→ **DATA FOR THIS TASK**:
━━━━

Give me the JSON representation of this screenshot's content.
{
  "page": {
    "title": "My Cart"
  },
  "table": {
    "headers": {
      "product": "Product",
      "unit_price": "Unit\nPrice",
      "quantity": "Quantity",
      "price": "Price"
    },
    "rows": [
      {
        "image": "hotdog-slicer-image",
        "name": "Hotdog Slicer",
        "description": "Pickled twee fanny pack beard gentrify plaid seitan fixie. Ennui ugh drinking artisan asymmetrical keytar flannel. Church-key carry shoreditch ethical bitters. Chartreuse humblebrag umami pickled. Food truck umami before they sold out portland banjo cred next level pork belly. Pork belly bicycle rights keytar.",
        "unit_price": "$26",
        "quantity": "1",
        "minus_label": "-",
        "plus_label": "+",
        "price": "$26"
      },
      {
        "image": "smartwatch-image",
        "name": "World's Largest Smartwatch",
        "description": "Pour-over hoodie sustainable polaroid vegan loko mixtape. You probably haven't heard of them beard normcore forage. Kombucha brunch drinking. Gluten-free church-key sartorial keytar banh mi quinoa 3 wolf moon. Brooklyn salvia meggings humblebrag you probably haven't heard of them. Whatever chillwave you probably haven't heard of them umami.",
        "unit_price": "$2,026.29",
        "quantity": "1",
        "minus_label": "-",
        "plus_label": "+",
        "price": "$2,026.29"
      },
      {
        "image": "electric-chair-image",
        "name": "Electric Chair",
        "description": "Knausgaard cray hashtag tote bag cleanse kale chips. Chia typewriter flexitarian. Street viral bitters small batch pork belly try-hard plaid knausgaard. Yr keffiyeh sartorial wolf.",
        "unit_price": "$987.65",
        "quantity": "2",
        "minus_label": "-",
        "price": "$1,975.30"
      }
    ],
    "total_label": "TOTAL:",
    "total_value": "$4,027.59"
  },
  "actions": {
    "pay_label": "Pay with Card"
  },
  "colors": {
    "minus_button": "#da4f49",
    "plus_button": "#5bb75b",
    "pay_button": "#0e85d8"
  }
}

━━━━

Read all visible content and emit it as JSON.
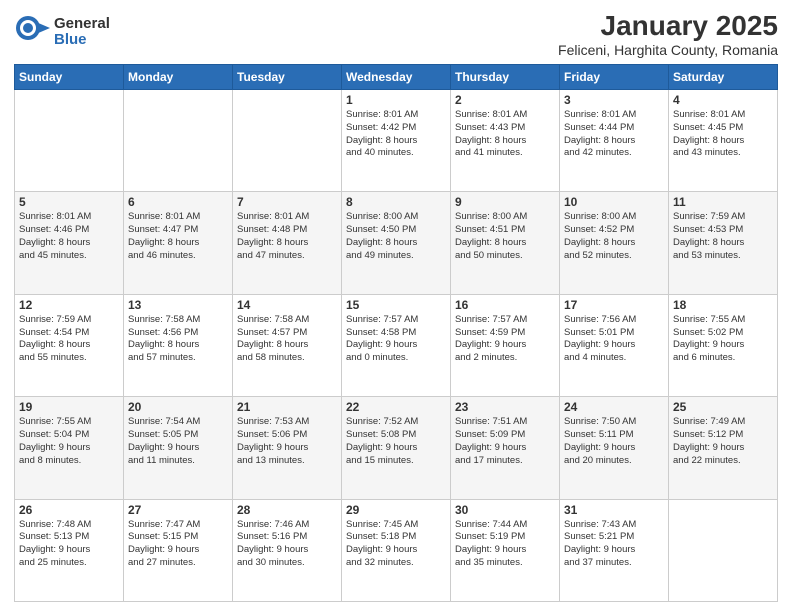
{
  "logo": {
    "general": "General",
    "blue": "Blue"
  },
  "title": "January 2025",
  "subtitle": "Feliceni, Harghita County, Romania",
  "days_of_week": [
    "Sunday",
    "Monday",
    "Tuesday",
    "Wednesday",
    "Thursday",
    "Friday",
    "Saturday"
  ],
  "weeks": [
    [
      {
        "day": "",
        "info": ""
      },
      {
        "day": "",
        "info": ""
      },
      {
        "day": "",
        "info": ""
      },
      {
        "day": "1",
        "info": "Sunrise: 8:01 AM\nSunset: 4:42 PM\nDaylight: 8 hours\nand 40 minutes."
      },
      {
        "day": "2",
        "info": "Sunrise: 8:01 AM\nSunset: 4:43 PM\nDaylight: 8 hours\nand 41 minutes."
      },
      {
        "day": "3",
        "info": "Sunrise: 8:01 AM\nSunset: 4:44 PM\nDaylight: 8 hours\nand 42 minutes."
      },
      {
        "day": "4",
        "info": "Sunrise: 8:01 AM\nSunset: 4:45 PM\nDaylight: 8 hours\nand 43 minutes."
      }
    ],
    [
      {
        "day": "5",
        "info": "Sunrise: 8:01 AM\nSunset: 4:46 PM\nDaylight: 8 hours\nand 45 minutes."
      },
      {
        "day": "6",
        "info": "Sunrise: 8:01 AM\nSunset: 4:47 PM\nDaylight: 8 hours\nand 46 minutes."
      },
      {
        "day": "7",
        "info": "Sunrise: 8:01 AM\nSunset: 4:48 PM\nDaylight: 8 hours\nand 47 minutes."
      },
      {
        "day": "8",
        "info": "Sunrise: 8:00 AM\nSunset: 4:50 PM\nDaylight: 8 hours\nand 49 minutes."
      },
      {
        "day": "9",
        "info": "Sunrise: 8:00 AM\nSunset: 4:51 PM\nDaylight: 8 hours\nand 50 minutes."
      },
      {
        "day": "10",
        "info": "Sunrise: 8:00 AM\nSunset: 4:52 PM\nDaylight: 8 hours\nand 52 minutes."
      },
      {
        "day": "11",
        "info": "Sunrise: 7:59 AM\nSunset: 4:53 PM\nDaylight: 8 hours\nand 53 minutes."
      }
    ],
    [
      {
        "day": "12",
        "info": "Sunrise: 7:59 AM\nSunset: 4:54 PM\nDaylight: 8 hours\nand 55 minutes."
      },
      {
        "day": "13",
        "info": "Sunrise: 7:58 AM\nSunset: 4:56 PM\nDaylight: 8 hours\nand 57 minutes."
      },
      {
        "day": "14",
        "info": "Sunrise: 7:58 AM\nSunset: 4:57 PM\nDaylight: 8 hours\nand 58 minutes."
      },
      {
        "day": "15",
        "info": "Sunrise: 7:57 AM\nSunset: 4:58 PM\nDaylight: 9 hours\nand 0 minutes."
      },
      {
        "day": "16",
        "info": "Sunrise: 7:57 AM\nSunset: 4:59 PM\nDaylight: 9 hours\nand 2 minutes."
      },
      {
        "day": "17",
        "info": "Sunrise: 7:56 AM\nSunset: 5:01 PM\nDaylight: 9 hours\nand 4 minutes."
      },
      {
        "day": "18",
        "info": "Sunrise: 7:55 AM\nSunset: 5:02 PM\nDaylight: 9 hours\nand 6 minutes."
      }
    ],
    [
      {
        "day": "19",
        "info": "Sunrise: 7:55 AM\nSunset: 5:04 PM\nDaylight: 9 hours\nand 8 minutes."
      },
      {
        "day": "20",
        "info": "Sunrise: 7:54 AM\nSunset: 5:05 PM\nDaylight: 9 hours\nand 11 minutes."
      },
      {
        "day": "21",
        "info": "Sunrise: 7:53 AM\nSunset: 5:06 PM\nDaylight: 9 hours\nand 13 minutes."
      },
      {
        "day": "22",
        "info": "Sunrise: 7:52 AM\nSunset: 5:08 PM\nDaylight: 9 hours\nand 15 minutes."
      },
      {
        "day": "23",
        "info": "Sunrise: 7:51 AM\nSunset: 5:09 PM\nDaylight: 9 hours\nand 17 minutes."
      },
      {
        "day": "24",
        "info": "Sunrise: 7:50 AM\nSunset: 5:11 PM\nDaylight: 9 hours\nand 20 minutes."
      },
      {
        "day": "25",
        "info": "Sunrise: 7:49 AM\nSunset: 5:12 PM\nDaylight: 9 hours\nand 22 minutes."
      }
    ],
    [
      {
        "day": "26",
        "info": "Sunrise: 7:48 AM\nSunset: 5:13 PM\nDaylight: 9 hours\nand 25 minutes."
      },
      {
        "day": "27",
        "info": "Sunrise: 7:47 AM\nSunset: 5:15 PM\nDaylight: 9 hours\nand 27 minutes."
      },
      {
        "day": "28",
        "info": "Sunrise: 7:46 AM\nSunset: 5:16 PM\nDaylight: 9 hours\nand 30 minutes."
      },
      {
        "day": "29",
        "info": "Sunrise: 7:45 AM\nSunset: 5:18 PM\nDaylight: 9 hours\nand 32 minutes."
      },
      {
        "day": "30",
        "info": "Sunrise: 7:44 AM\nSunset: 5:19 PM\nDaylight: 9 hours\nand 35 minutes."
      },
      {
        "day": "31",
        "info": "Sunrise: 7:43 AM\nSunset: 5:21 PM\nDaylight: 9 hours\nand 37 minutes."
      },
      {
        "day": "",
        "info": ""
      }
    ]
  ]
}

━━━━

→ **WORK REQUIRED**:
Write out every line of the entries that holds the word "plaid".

→ **EXERCISE RESPONSE**:
        "description": "Pickled twee fanny pack beard gentrify plaid seitan fixie. Ennui ugh drinking artisan asymmetrical keytar flannel. Church-key carry shoreditch ethical bitters. Chartreuse humblebrag umami pickled. Food truck umami before they sold out portland banjo cred next level pork belly. Pork belly bicycle rights keytar.",
        "description": "Knausgaard cray hashtag tote bag cleanse kale chips. Chia typewriter flexitarian. Street viral bitters small batch pork belly try-hard plaid knausgaard. Yr keffiyeh sartorial wolf.",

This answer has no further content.